Full disclosure: occasionally, I struggle with bouts of depression, anxiety, and insomnia. And so, I will be the first to admit that my negative perception of (my) life at certain moments has been amplified and greatly exaggerated by these episodes of mental vulnerability and exhaustion. The truth is, for most of us, life isn’t easy. And sometimes, it’s scary. Its full of shitty moments and fucked up situations. The bad always seems to last forever, and the good doesn’t seem to last long enough. From the passing away of loved ones to working jobs we hate but cannot leave, life seems peppered with short moments of contentment interrupted by unavoidable stretches of disappointment and anguish. From enduring the agony of heartache or bad health to languishing in the dullness of unmet hopes and expectations, we lumbar through life hoping that, one day, that elusive thing called happiness will make a final and permanent appearance.
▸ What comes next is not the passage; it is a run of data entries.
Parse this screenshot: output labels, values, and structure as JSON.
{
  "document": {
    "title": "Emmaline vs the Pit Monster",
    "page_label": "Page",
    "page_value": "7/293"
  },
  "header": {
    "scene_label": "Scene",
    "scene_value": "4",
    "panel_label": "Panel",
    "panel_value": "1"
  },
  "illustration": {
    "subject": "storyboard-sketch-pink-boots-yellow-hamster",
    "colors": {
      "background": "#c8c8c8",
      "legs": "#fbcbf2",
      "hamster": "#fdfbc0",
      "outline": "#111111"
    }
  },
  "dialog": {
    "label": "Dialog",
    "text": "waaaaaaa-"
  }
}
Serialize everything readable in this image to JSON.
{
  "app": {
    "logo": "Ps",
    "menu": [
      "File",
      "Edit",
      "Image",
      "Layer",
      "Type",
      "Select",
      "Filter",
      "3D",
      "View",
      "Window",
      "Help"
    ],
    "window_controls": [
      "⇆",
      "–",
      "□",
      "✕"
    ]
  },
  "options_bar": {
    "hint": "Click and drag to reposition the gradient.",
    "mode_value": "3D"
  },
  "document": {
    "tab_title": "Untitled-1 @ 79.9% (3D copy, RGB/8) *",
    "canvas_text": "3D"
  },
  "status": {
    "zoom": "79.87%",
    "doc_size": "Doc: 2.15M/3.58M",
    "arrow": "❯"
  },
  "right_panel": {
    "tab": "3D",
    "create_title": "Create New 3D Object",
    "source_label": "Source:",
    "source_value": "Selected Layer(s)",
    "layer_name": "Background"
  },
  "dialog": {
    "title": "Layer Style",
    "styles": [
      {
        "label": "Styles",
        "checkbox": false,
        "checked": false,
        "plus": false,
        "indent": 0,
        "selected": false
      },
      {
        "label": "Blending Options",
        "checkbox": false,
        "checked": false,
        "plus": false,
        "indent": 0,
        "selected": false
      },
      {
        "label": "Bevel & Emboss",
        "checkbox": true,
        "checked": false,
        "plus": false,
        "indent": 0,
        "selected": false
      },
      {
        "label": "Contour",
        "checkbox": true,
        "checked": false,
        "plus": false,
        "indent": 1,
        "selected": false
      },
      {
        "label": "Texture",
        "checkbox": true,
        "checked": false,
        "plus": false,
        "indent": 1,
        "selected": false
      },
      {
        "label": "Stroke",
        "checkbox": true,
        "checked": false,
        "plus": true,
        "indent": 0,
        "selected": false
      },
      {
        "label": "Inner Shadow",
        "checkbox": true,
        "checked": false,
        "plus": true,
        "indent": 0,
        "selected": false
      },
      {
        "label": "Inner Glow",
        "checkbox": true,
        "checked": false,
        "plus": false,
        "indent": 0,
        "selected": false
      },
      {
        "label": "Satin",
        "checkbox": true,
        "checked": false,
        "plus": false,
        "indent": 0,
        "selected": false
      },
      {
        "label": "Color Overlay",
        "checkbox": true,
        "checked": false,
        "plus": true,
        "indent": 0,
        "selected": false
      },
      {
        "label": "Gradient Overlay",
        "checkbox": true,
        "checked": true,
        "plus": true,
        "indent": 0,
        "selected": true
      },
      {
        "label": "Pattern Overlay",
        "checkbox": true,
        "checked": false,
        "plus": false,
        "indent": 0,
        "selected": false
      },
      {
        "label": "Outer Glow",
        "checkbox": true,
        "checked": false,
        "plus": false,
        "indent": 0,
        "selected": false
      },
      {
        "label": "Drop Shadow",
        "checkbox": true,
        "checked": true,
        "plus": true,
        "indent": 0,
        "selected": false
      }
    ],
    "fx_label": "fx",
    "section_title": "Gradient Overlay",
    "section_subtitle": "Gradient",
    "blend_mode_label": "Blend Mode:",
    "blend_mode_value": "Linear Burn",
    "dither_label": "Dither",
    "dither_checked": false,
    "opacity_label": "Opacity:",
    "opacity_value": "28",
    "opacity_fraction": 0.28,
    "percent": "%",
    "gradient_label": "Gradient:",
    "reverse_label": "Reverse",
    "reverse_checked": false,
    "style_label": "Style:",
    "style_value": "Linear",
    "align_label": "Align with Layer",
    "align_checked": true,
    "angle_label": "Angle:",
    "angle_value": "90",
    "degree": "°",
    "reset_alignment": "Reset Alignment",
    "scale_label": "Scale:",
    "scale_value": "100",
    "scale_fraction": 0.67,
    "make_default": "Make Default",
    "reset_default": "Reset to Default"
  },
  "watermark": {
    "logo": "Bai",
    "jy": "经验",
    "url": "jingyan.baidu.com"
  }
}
Have you ever asked a seemingly happy someone how they found happiness? One person will tell you that a positive attitude leads to positive experiences and outcomes in life. But deep down inside, you know that, although it might be true for them, for a lot of us, it’s not. Another will tell you that prayer and faith are the answer, but if you’re not religiously and spiritually inclined, this advice may not be applicable. Someone else will tell you it’s a combination of all the above, and another will tell you it’s none of it. Regardless, you make the same mistake I once made: attempting to approach life and find happiness the same exact way other people found theirs.
I once read that finding happiness depends on how you view your life and life in general. The day I started to approach life and define happiness by my own set of expectations and values, hopes and aspirations, rather than conform to what I was told they should be by family, education, religion, and society, I found contentment. And although contentment is not happiness, it’s a step closer to it. It allows me to appreciate where I am in life, even if my dreams are bigger. It’s what allows me to be thankful for the things and people I have, rather than gripe about the things and people I don’t. It’s what allows me to accept that, even though life can have fucked up moments, happiness is not as elusive as I once believed. So, I leave you with this question, how do you view (your) life, and what is happiness to you?
Sincerely, Kwapi Vengesayi
From Kwapi Vengesayi‘s book, Men Cheat More, Women Cheat Better: Stories and Conversations About Love, Life and Everything in Between (2017) Available on Amazon